There’s no way two sections can have the same title. This will dilute the whole document. If you know how to write a heading, you should know that all headings in a document must be unique. Descriptive headings will help avoid repetitive headings because you explain what the section is about on the heading itself. Chapters cannot have the same content; therefore, the headings can’t be the same too. Knowing how to write a heading that is as descriptive as possible will help arrange your ideas and give the reader an easy time.
Essential tips on how to write a heading without repetition are; varying the lengths of your headings, using different transition words, and using the thesaurus to get synonyms to terms.
Knowing how to write a heading will help you know how to craft different headings for different paragraphs.
Technical terms in headings
Technical and jargon terms used on headings of documents may not be understandable to every reader except those familiar with the languages. An example is betting site languages. If you don’t get the terms used in betting, you may not understand anything on the betting site.
For academic documents intended to be read by professionals, such as instructors, you can use jargon if it is allowed. If there’s no need to use the terminology, avoid it at any cost. If you are familiar with how to write a heading, you should know how to craft one for general readers.
In a Nutshell
- Headings should have a length of one to five words and not exceeding a whole line, as said above. A unique tip on how to write a heading is that it looks more like a title than a subheading.
- Not all paragraphs need a heading. If you know how to write a heading, use headings for two or more ideas, and do not overdo them.
- Headings should boost the outline of your main topic, paragraph to another and not overshadow it. Knowing how to write a heading forms the basis of a quality document.
- Try using descriptive headings and subheadings often to have a quality outlook of your work.
- Do not repeat a heading at any cost, mainly if you know how to write a heading for your academic work.
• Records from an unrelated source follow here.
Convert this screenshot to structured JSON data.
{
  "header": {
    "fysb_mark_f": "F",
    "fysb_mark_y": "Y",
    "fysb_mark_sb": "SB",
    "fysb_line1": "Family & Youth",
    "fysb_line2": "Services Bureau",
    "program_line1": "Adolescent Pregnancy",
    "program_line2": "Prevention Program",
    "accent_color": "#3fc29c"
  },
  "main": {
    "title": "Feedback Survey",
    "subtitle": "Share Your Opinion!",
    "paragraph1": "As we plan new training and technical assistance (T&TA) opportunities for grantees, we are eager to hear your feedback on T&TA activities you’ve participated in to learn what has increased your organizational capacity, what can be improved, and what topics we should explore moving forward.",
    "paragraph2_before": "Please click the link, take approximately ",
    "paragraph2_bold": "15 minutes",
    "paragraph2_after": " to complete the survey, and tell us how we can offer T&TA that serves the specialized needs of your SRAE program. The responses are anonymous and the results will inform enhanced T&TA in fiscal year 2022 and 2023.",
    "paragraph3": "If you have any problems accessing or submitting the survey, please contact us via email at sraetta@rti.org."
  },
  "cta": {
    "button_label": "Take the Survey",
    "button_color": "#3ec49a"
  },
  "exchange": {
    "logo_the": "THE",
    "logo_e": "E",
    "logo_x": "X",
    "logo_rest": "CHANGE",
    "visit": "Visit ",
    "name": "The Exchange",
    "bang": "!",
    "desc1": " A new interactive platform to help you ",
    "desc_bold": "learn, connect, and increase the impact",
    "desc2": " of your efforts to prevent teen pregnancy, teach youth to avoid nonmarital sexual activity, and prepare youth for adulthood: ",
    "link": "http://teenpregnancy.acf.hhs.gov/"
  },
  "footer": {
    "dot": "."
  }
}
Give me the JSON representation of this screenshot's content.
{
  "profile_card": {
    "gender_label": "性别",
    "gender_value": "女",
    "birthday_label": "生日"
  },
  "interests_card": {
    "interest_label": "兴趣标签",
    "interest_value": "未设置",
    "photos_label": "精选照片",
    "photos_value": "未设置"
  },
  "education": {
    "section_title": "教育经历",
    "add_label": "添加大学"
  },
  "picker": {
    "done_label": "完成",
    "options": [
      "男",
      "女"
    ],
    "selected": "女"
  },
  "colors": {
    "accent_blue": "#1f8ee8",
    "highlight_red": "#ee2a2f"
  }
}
Use informative or descriptive headings for a logical and easy-to-understand document.